## [EXERCISE]
Look for the word "Width" in the data below, and copy every line that holds it.

## [DATA LISTING]
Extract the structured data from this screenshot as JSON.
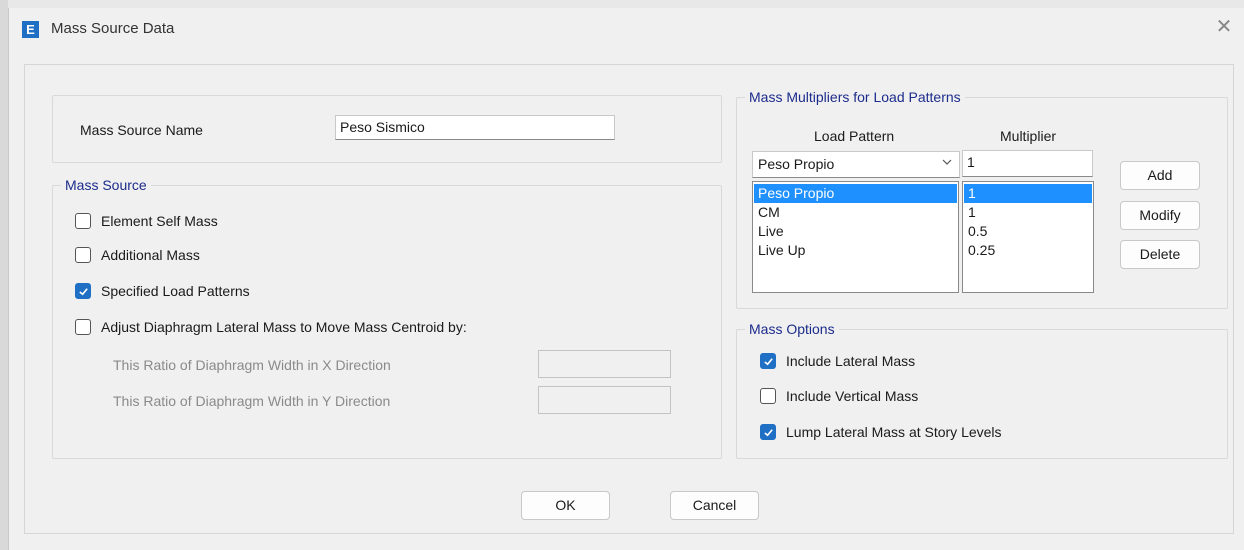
{
  "window": {
    "title": "Mass Source Data",
    "icon_letter": "E",
    "close_glyph": "✕"
  },
  "name_section": {
    "label": "Mass Source Name",
    "value": "Peso Sismico"
  },
  "mass_source": {
    "legend": "Mass Source",
    "element_self_mass": {
      "label": "Element Self Mass",
      "checked": false
    },
    "additional_mass": {
      "label": "Additional Mass",
      "checked": false
    },
    "specified_load_patterns": {
      "label": "Specified Load Patterns",
      "checked": true
    },
    "adjust_diaphragm": {
      "label": "Adjust Diaphragm Lateral Mass to Move Mass Centroid by:",
      "checked": false
    },
    "ratio_x_label": "This Ratio of Diaphragm Width in X Direction",
    "ratio_y_label": "This Ratio of Diaphragm Width in Y Direction",
    "ratio_x_value": "",
    "ratio_y_value": ""
  },
  "multipliers": {
    "legend": "Mass Multipliers for Load Patterns",
    "col_load_pattern": "Load Pattern",
    "col_multiplier": "Multiplier",
    "selected_pattern": "Peso Propio",
    "multiplier_input": "1",
    "rows": [
      {
        "pattern": "Peso Propio",
        "multiplier": "1"
      },
      {
        "pattern": "CM",
        "multiplier": "1"
      },
      {
        "pattern": "Live",
        "multiplier": "0.5"
      },
      {
        "pattern": "Live Up",
        "multiplier": "0.25"
      }
    ],
    "add_label": "Add",
    "modify_label": "Modify",
    "delete_label": "Delete"
  },
  "mass_options": {
    "legend": "Mass Options",
    "include_lateral": {
      "label": "Include Lateral Mass",
      "checked": true
    },
    "include_vertical": {
      "label": "Include Vertical Mass",
      "checked": false
    },
    "lump_lateral": {
      "label": "Lump Lateral Mass at Story Levels",
      "checked": true
    }
  },
  "footer": {
    "ok_label": "OK",
    "cancel_label": "Cancel"
  },
  "colors": {
    "accent": "#1f6fc5",
    "selection": "#1e90ff",
    "legend_text": "#1c2c8c"
  }
}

## [SOLUTION]
    "ratio_x_label": "This Ratio of Diaphragm Width in X Direction",
    "ratio_y_label": "This Ratio of Diaphragm Width in Y Direction",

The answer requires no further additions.